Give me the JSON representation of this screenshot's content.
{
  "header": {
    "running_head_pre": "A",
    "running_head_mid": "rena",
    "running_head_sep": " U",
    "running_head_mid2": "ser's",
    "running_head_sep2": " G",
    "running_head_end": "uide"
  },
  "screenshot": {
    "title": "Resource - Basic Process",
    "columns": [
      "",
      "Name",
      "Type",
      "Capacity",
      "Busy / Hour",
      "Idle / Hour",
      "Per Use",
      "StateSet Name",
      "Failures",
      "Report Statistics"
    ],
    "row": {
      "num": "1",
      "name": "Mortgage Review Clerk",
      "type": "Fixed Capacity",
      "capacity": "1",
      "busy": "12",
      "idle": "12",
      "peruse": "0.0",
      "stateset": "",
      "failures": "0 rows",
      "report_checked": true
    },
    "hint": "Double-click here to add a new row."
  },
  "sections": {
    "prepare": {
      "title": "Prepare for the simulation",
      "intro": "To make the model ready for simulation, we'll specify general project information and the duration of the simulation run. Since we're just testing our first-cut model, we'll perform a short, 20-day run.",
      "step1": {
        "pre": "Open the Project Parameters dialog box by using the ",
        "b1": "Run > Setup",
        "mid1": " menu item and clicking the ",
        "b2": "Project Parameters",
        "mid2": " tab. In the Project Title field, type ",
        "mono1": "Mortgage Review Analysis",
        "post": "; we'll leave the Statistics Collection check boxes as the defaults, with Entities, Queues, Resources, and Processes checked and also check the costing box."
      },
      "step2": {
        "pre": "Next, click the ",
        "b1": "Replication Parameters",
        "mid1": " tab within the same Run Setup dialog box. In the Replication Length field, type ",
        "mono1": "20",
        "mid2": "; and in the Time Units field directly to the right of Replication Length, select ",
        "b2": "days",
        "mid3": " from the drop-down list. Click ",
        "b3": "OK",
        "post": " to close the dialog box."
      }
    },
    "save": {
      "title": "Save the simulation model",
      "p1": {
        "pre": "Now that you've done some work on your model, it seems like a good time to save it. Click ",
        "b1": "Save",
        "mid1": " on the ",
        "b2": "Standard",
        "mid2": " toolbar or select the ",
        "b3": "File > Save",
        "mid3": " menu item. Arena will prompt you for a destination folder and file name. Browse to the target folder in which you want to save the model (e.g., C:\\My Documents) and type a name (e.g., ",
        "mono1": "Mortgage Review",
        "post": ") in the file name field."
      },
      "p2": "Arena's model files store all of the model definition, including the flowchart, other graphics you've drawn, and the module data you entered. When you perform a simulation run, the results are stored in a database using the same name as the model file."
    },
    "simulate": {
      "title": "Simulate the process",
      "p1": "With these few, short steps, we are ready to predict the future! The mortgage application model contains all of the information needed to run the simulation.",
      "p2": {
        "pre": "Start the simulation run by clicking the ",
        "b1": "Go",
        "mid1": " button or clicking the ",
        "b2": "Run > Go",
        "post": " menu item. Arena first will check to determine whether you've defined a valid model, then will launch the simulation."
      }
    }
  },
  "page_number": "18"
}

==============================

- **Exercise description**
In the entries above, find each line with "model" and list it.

- **Exercise result**
      "intro": "To make the model ready for simulation, we'll specify general project information and the duration of the simulation run. Since we're just testing our first-cut model, we'll perform a short, 20-day run.",
      "title": "Save the simulation model",
        "pre": "Now that you've done some work on your model, it seems like a good time to save it. Click ",
        "mid3": " menu item. Arena will prompt you for a destination folder and file name. Browse to the target folder in which you want to save the model (e.g., C:\\My Documents) and type a name (e.g., ",
      "p2": "Arena's model files store all of the model definition, including the flowchart, other graphics you've drawn, and the module data you entered. When you perform a simulation run, the results are stored in a database using the same name as the model file."
      "p1": "With these few, short steps, we are ready to predict the future! The mortgage application model contains all of the information needed to run the simulation.",
        "post": " menu item. Arena first will check to determine whether you've defined a valid model, then will launch the simulation."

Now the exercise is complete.